In a report released Monday, the Interior Department’s Office of Inspector General determined that ethics officials who reviewed the trip before the secretary’s departure “likely would not have approved” it as an official event since it “did not mention Zinke’s position as Interior secretary or the activities of the DOI.”
Had the speech in Las Vegas, where he addressed young hockey players affiliated with the Golden Knights hockey team, been rejected as an agency-sanctioned event, that would have eliminated the need for the $12,357 chartered flight from Las Vegas to Kalispell, Mont., where he was scheduled to speak at a meeting of the Western Governors’ Association, the investigation said. Furthermore, “had ethics officials been made aware that the Golden Knights’ owner, William P. Foley II, had been a donor to Zinke’s congressional campaign, it might have prompted further review and discussion.” The charter jet was owned by a Wyoming oil and gas exploration firm.
But while the flight from Las Vegas deserved more scrutiny, the report said, Zinke’s other travel aboard chartered and military aircraft costing nearly $200,000 “in fiscal year 2017 generally followed relevant law, policy, rules, and regulations.” Trips aboard Air Force One and Air Force Two, which the department has to pay for, were in line with common practices at Interior. In addition, a controversial chartered flight in the Virgin Islands in March was properly reviewed.
The investigation of Zinke’s chartered and military flights followed an earlier determination in November that management of Zinke’s travel was “deficient” and lacked oversight. Deputy Inspector General Mary Kendall said then that her investigation of allegations of improper travel practices by Zinke was stymied by “absent or incomplete documentation for several pertinent trips.”
In the later report, Kendall’s investigators lacked information that would have helped determine whether the secretary’s speech in Las Vegas merited approval by Interior.
“We determined that ethics officials could not adequately review the purpose of the Golden Knights event before approving the speaking engagement because … staff who helped schedule Zinke’s travel did not provide enough information for the ethics officials to render an educated opinion,” the report said.

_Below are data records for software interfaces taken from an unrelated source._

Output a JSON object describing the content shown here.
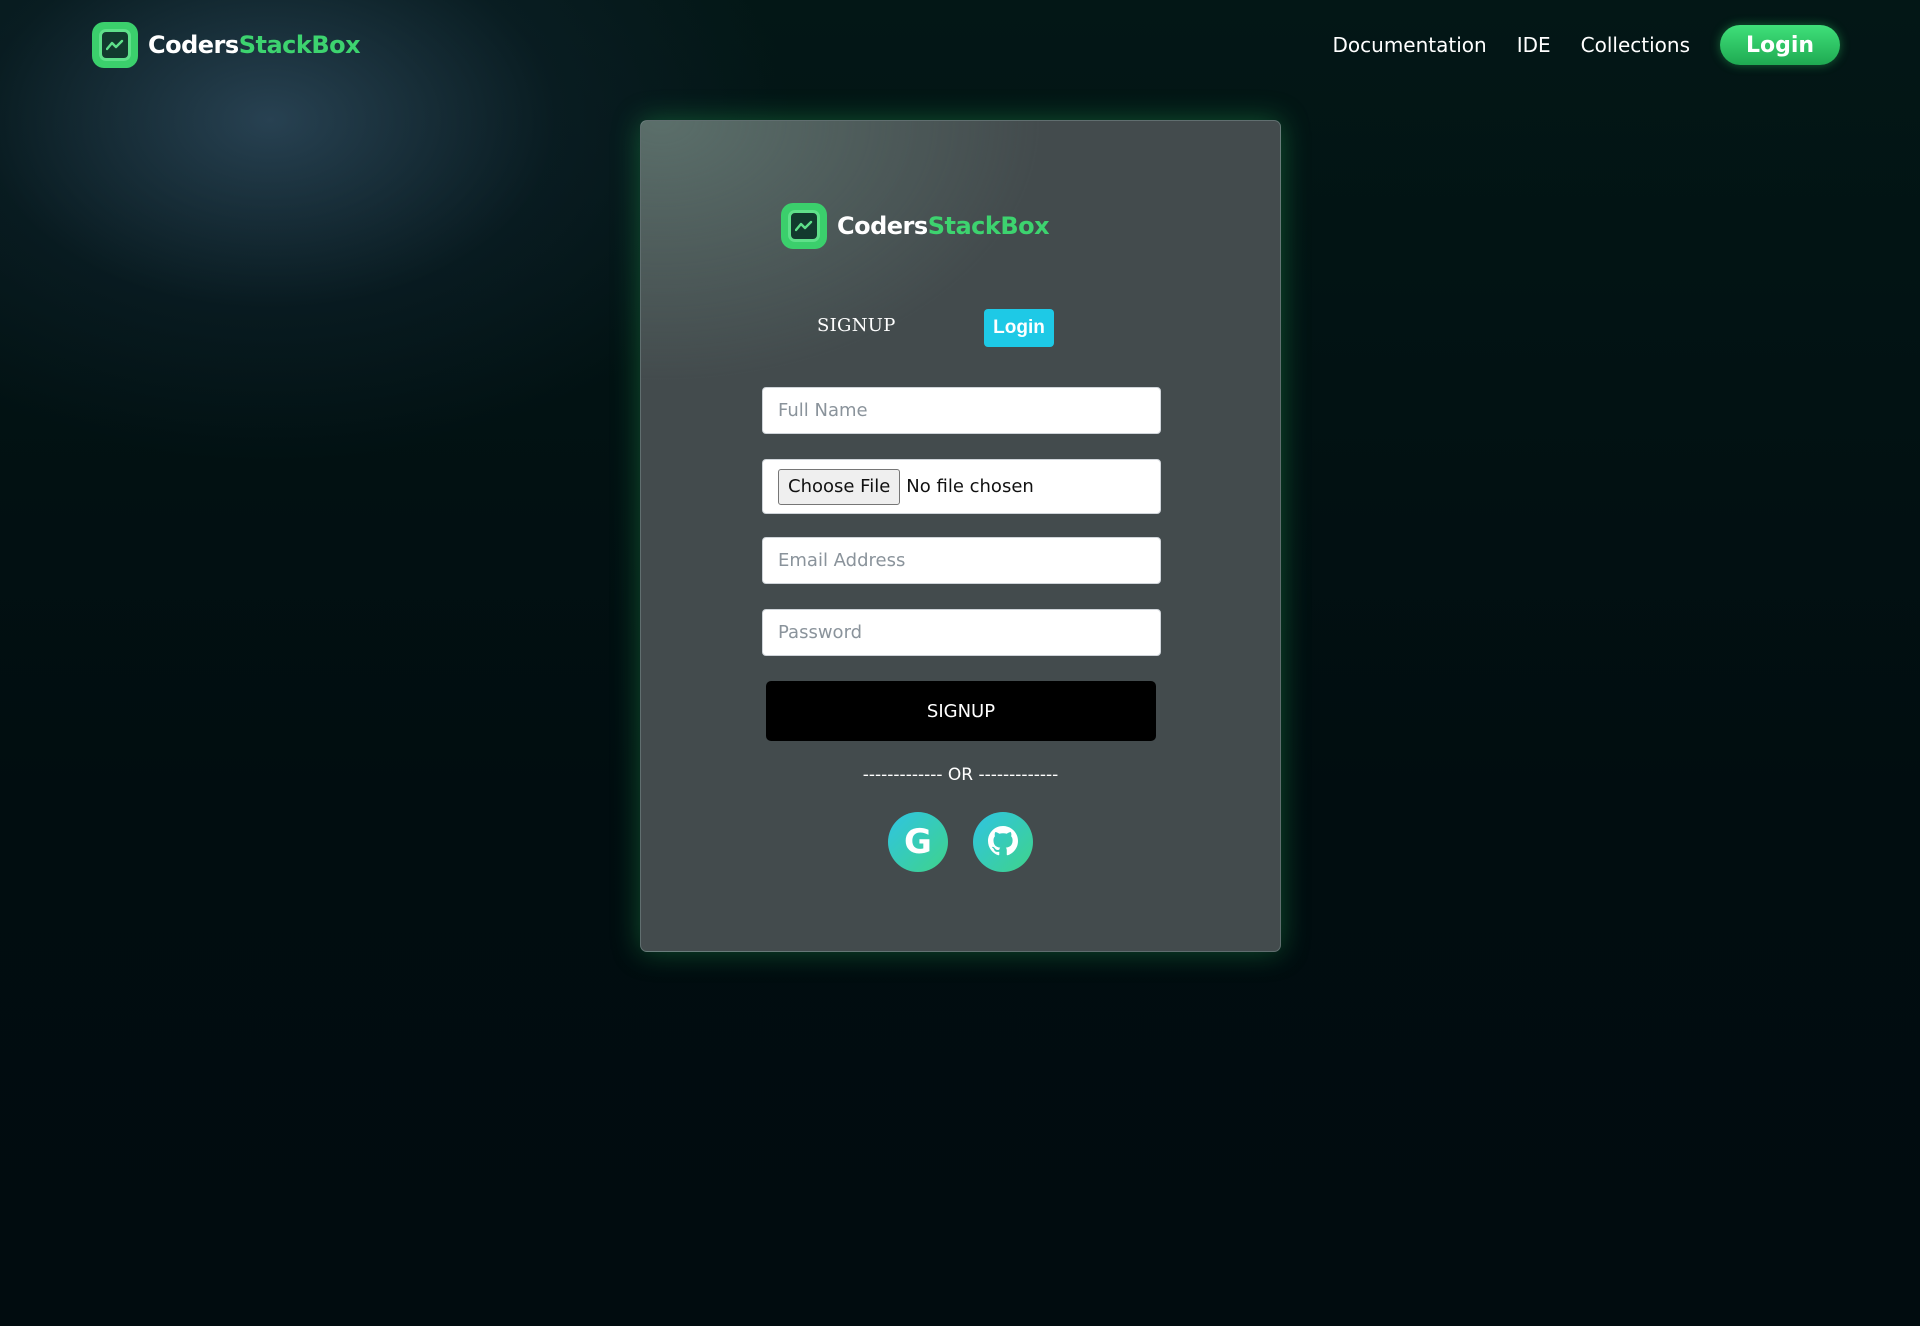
{
  "brand": {
    "name_part1": "Coders",
    "name_part2": "StackBox"
  },
  "nav": {
    "links": [
      "Documentation",
      "IDE",
      "Collections"
    ],
    "login_label": "Login"
  },
  "form": {
    "tab_signup": "SIGNUP",
    "tab_login": "Login",
    "full_name_placeholder": "Full Name",
    "file_button": "Choose File",
    "file_status": "No file chosen",
    "email_placeholder": "Email Address",
    "password_placeholder": "Password",
    "submit_label": "SIGNUP",
    "or_divider": "------------- OR -------------",
    "social": {
      "google_glyph": "G"
    }
  },
  "icons": {
    "logo": "logo-icon",
    "google": "google-icon",
    "github": "github-icon"
  },
  "colors": {
    "brand_green": "#3dd36f",
    "login_tab_cyan": "#1ec9e6",
    "card_bg": "#434b4d",
    "page_bg": "#010d10"
  }
}
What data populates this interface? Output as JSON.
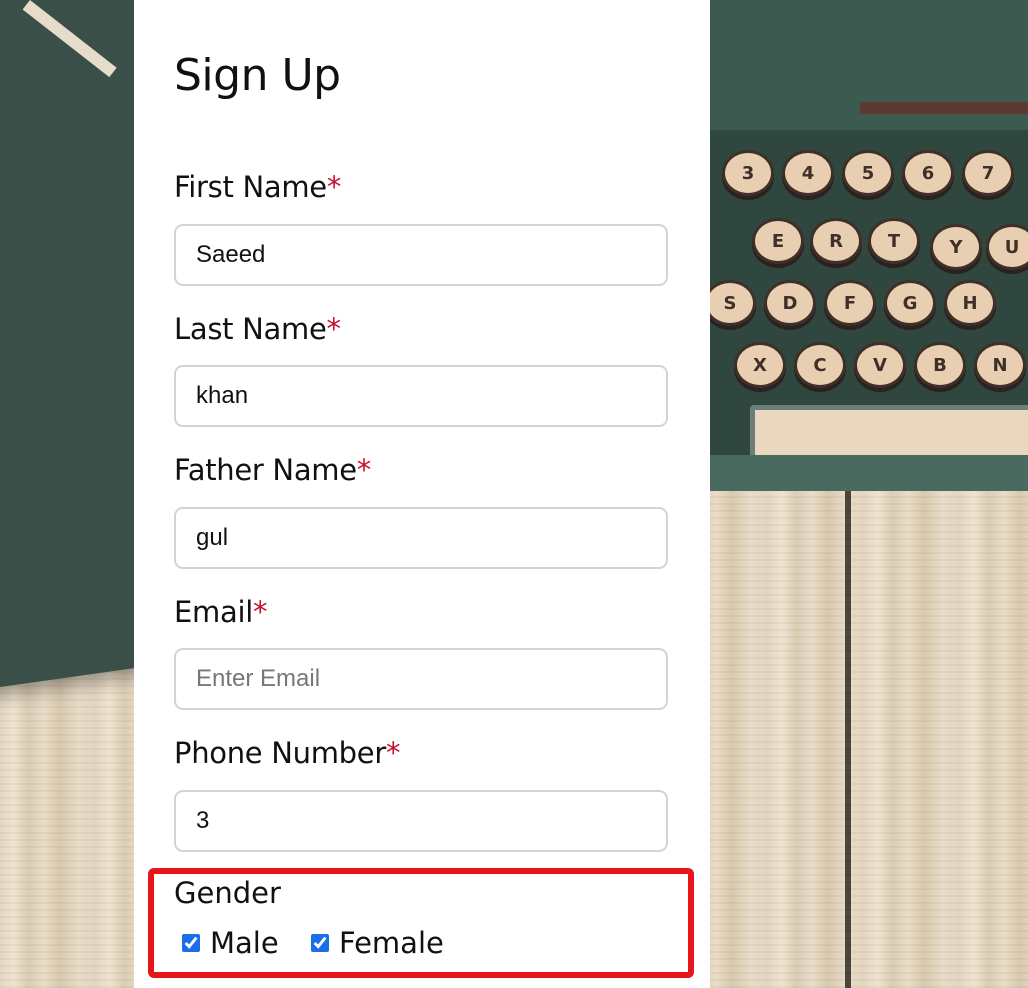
{
  "form": {
    "title": "Sign Up",
    "required_mark": "*",
    "fields": [
      {
        "label": "First Name",
        "value": "Saeed",
        "placeholder": ""
      },
      {
        "label": "Last Name",
        "value": "khan",
        "placeholder": ""
      },
      {
        "label": "Father Name",
        "value": "gul",
        "placeholder": ""
      },
      {
        "label": "Email",
        "value": "",
        "placeholder": "Enter Email"
      },
      {
        "label": "Phone Number",
        "value": "3",
        "placeholder": ""
      }
    ],
    "gender": {
      "label": "Gender",
      "options": [
        {
          "label": "Male",
          "checked": true
        },
        {
          "label": "Female",
          "checked": true
        }
      ]
    }
  },
  "background": {
    "keys_row1": [
      "3",
      "4",
      "5",
      "6",
      "7"
    ],
    "keys_row2": [
      "E",
      "R",
      "T",
      "Y",
      "U"
    ],
    "keys_row3": [
      "S",
      "D",
      "F",
      "G",
      "H"
    ],
    "keys_row4": [
      "X",
      "C",
      "V",
      "B",
      "N"
    ]
  },
  "colors": {
    "required": "#c8102e",
    "highlight_border": "#e8161b",
    "checkbox": "#1a6ee8"
  }
}
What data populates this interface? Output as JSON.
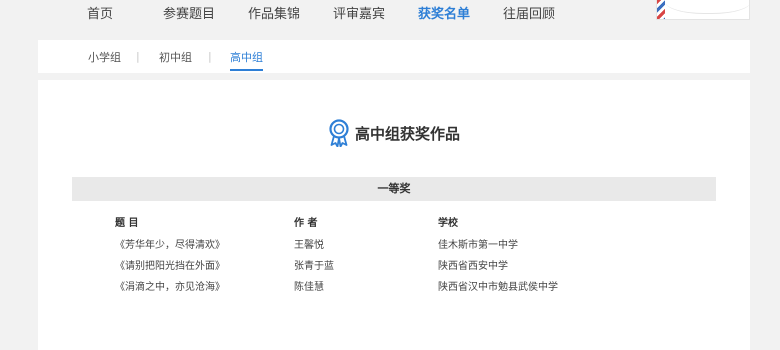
{
  "nav": {
    "items": [
      "首页",
      "参赛题目",
      "作品集锦",
      "评审嘉宾",
      "获奖名单",
      "往届回顾"
    ],
    "active_index": 4
  },
  "tabs": {
    "items": [
      "小学组",
      "初中组",
      "高中组"
    ],
    "separator": "|",
    "active_index": 2
  },
  "section": {
    "title": "高中组获奖作品",
    "icon": "award-ribbon-icon",
    "accent_color": "#2e7fd6"
  },
  "prize": {
    "name": "一等奖",
    "columns": [
      "题 目",
      "作 者",
      "学校"
    ],
    "rows": [
      [
        "《芳华年少，尽得清欢》",
        "王馨悦",
        "佳木斯市第一中学"
      ],
      [
        "《请别把阳光挡在外面》",
        "张青于蓝",
        "陕西省西安中学"
      ],
      [
        "《涓滴之中，亦见沧海》",
        "陈佳慧",
        "陕西省汉中市勉县武侯中学"
      ]
    ]
  }
}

When interviewed by investigators, Zinke appeared to contradict his press secretary’s comment that the speech was for a “key audience of people we are trying to target to use our public lands.” He said the 44 developmental hockey players between the ages of 18 and 23 he addressed were “leaders in the community,” the report said. Asked what the speech was for, he said: “It’s a motivational speech. Because I have a background as a [Navy] SEAL.”
The schedulers for the trip told investigators that they turned to a charter flight because “no commercial flights were available to accommodate Zinke’s schedule,” since the last commercial flight departed before he was scheduled to speak. The schedulers did not ask the hockey club whether Zinke could have spoken on another date, but the investigators did.
“When asked if the schedule had been flexible enough to allow Zinke to speak later in the week, [an employee] acknowledged that it had been; if June 26 had not worked for Zinke, they would have shifted things around.”
The report also covered four flights Zinke took on Air Force One at the invitation of the White House. The secretary flew to a National Rifle Association convention in Atlanta, where he spoke in April 2017, as a guest of President Trump. In June he attended a presidential media event in Cincinnati. The following month, he traveled with the president to Glen Jean, W.Va., for a Boy Scout Jamboree and finally to Youngstown, Ohio. The $105,000 cost was billed to Interior, according to custom, the report said.
Twice Zinke was invited on Air Force One and Air Force Two flights to Billings, Mont., and Bismark, N.D., only to have the invitations revoked. Interior was still billed $52,000, again according to custom, the report said.